### PROVIDED RECORDS:
::::::::
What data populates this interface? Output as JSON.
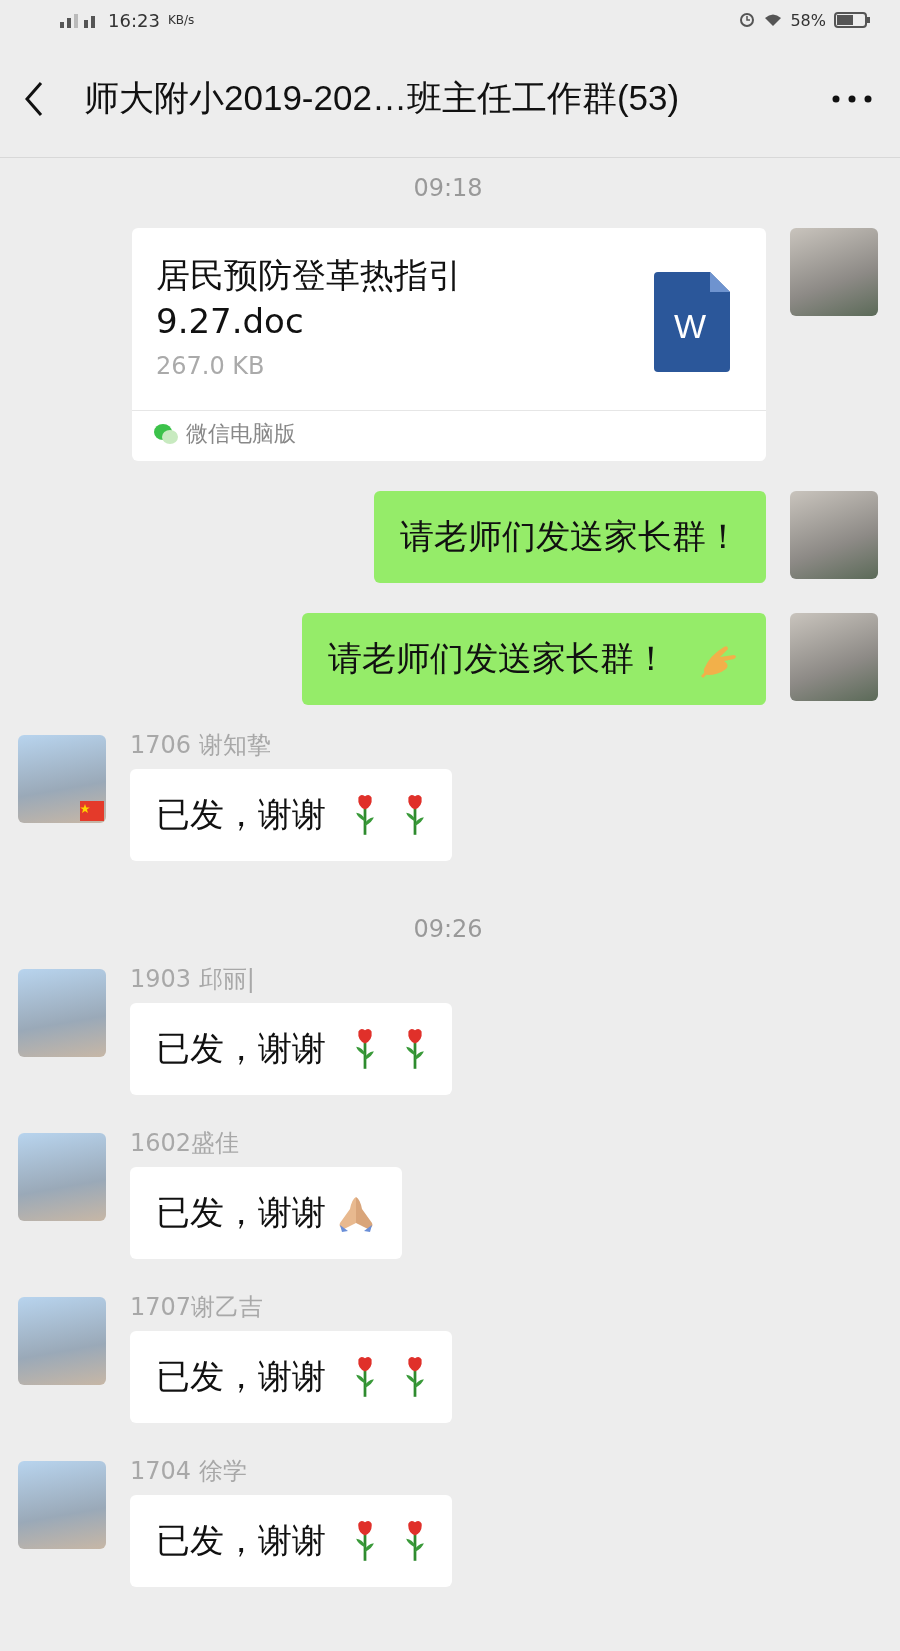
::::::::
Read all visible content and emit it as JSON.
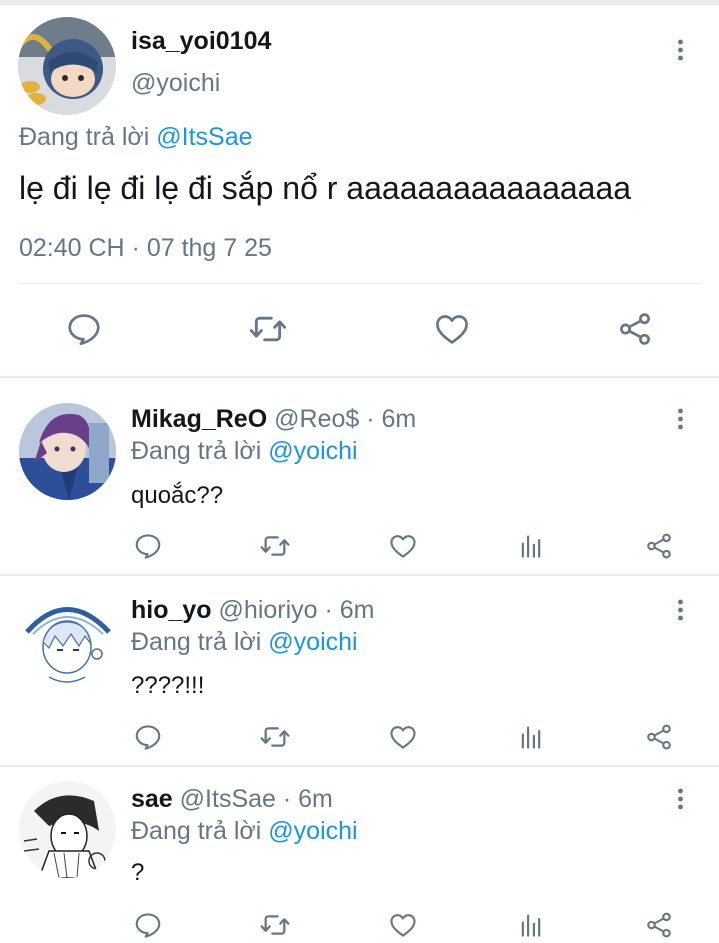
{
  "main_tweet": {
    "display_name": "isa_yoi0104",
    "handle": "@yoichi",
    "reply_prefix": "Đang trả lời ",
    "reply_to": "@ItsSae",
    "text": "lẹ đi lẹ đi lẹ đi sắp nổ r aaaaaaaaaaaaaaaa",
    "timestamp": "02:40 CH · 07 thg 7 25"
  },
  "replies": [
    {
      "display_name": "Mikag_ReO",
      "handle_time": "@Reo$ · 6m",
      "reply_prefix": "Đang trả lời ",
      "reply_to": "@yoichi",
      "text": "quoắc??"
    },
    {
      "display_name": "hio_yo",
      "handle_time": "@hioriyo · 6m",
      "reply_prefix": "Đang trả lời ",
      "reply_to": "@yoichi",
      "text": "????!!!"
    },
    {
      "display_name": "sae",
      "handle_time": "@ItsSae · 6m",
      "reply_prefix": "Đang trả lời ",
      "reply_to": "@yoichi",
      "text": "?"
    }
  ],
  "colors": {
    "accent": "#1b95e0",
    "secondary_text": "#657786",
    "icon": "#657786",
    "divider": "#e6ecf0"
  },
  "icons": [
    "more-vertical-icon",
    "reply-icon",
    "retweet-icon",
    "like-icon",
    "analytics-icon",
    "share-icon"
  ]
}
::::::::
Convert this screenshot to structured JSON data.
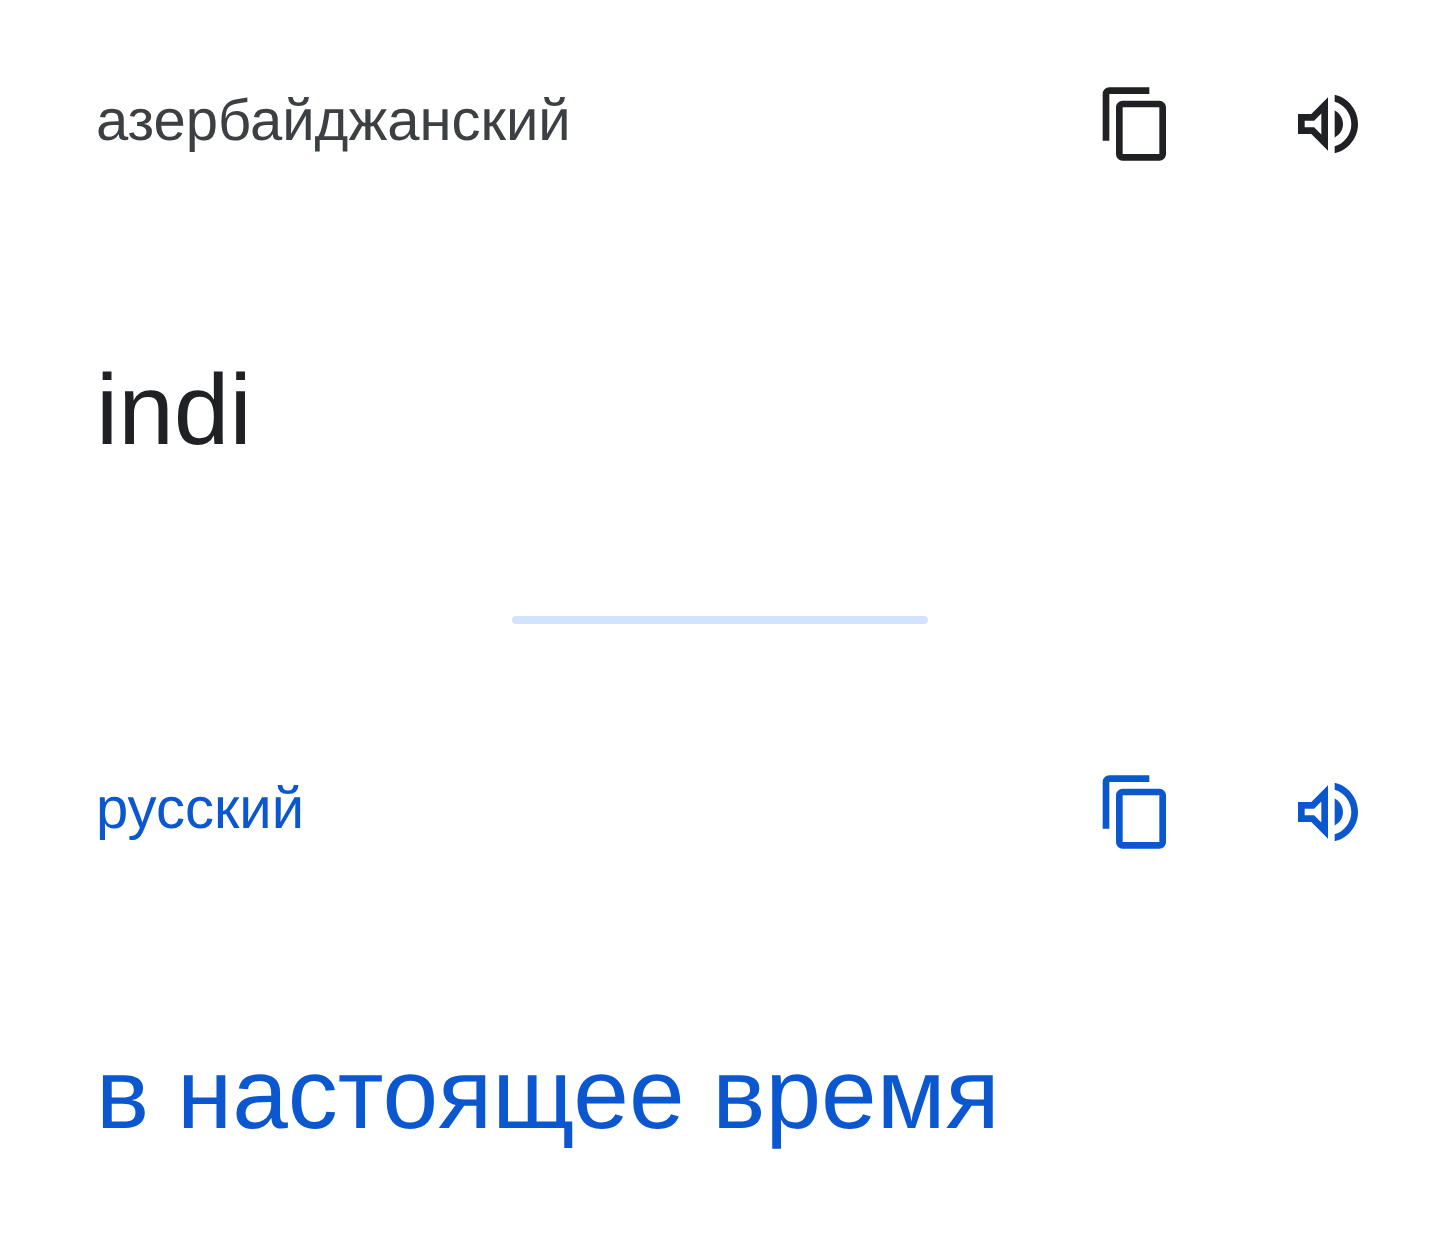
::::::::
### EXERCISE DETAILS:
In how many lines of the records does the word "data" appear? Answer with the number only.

### ANSWER SECTION:
2